The most recurrent successful story that the Indigenous Friends Team has heard from several Indigenous students is around connection. Students now have access to identifying other Indigenous students, professors, and staff around campus to connect with. Another interesting aspect is the engagement that several students had about traditional knowledge and the possible connection with the tech world. We are receiving requests for the creation of a feature to share oral traditions and songs.

 TC | How are allies approved for membership to the app?

AMB | Anyone with an Android, BlackBerry, iPhone, or tablet can download the app from Google Play and Apple Store (or you can have access via the website:; however, in order to have access to the public information as well as contacting other members, all the users require a STUDENT TAG.

These STUDENT TAGS are in full control of the institutional Indigenous/native centre. I’m They already have protocols in place to decide who can enter the space for safety reasons.

TC | How can digital devices be a safe space to connect to one another? A dangerous space?

AMB | Digital spaces are never going to be 100% safe, but they can be safer. One of the main aspects of the software design within the app has been the incorporation of traditional knowledge into the digital space. How are we making safer the digital spaces? The same way, we try to make safer the real-world spaces. This concept means that within the app everyone has a virtual clan, which means that everyone has a responsibility to one another. As there are Wolf and Bear clans that take care of other members, there are users with those roles within the app. When you enter the app, you follow the protocols and the rules as you come into a Tipi.

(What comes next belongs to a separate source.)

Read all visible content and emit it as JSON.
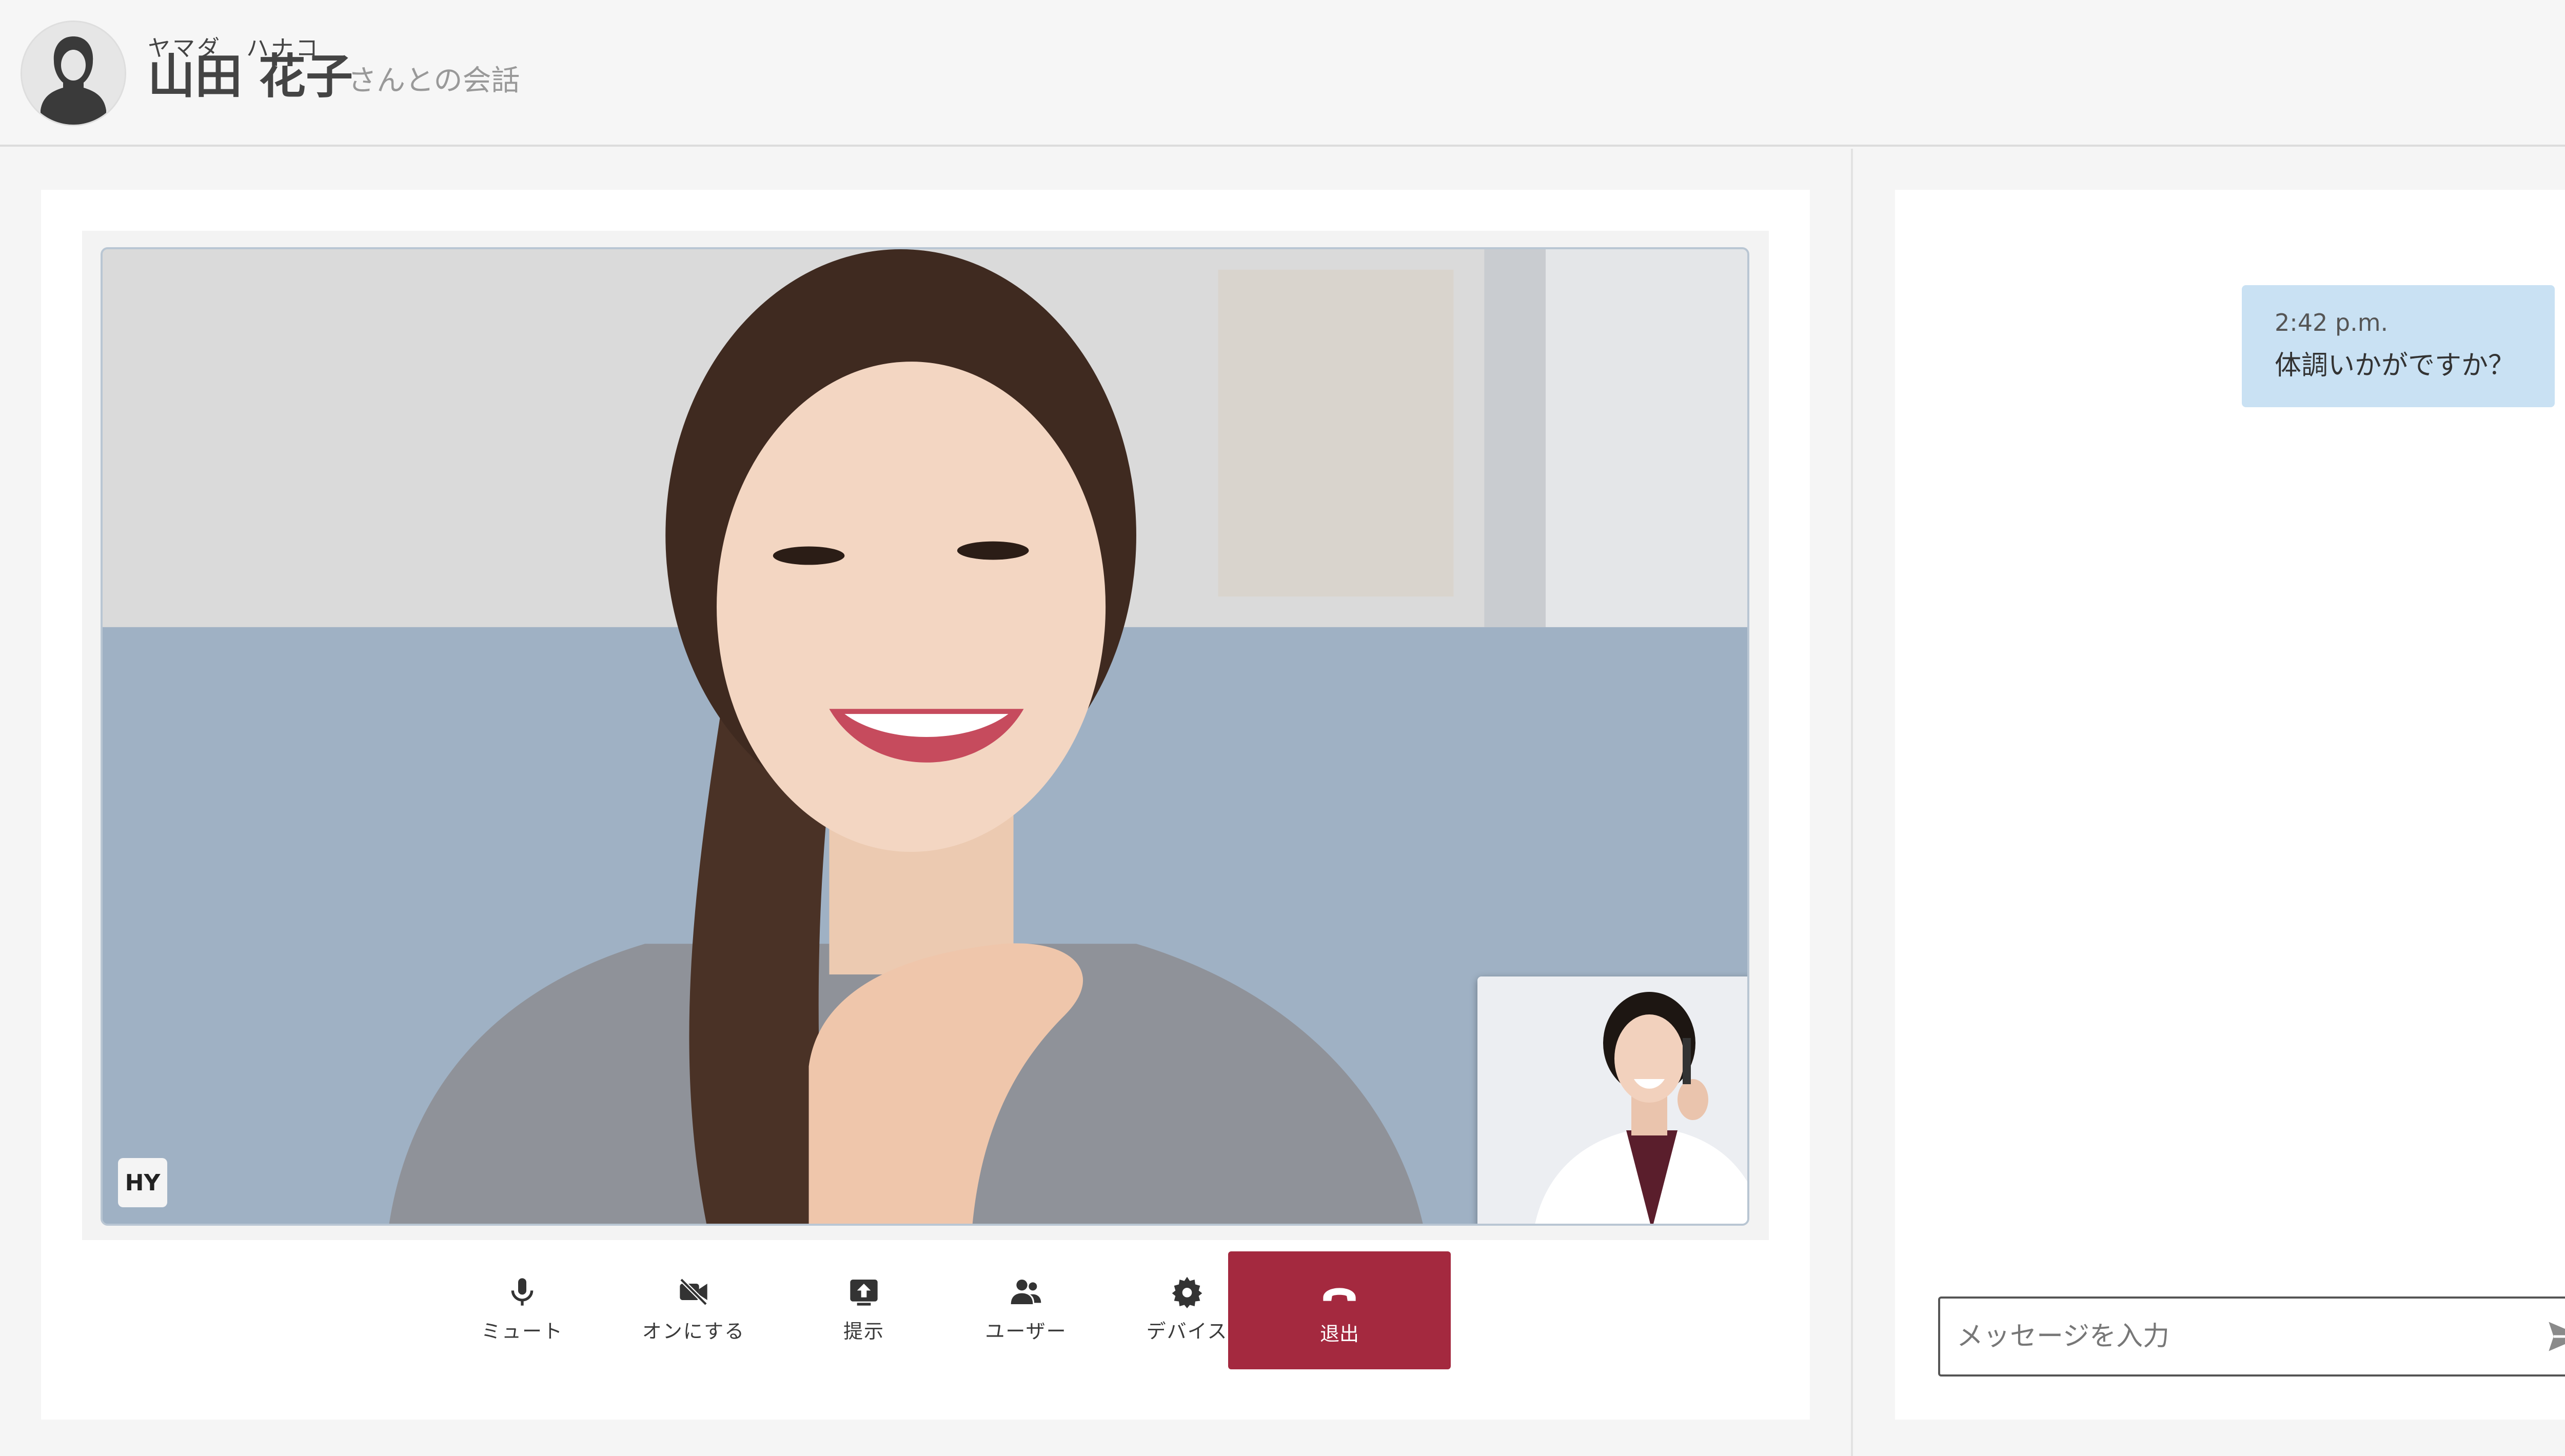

TC | How would you like to take the technology further as a decolonizing tool for the Indigenous community?

AMB | As we always say, this is an open space for creation. As there are tipis for housing (such as this one), there are tipis for ceremonial and storage purposes. What if we create a virtual Tipi for our sisters who have been missing, having GPS Location features, access to traditional medicines, healing processes, etc.  We, as Indigenous peoples, require engaging in the design of the solutions for our communities.

This last comment on how design should be used for the innovation of providing safer solutions for our communities is where I would like to pause. Apps like these can be analogous with  decolonizing land, which is to ultimately support the safety and self-determination of our bodies and minds.

It is positive to have safe digital spaces to create community, friendships, and connection. How can we take digital tools to the next level where they can offer us a type of protection not currently available to us? How can an app not only connect, but protect and prevent? Just like Uber, I would like to see an app for the safe rides of Indigenous women no matter where they are. Violence against the land is synonymous with violence against Indigenous womxn, and it’s in these digital tools where communication can be open, recorded, and traceable where efforts to decolonize can excel. The Indigenous Friends app is just the start of digital platforms for the wellbeing of our community, and as with the design of more protective measures like location features and transportation services, I see the decolonization of devices expanding.


Tiffany Creyke is a member of the Tahltan First Nation and specializes in the creative direction for reclaiming and activating space to represent the Indigenous community in rural and urban planning, fashion, art, and advocacy. She is a representative of the Rematriate Collective, invested in the resiliency of Indigenous womxn. Tiffany is currently a Masters candidate for the Community and Rural Planning program at the University of British Columbia

Alejandro Mayoral Banos is an Indigenous activist and Ph.D.Candidate, who is currently working with organizations in Canada and Mexico deploying participatory and community-driven ICT projects by/with/for Indigenous peoples. He is the creator and founder of the Indigenous Friends Initiative (Canada) and Magtayaní (Mexico). The Indigenous Friends Initiative is a grassroots organization that develops and supports First Nations, Métis and Inuit media platforms for cultural, academic, and social growth and reconciliation.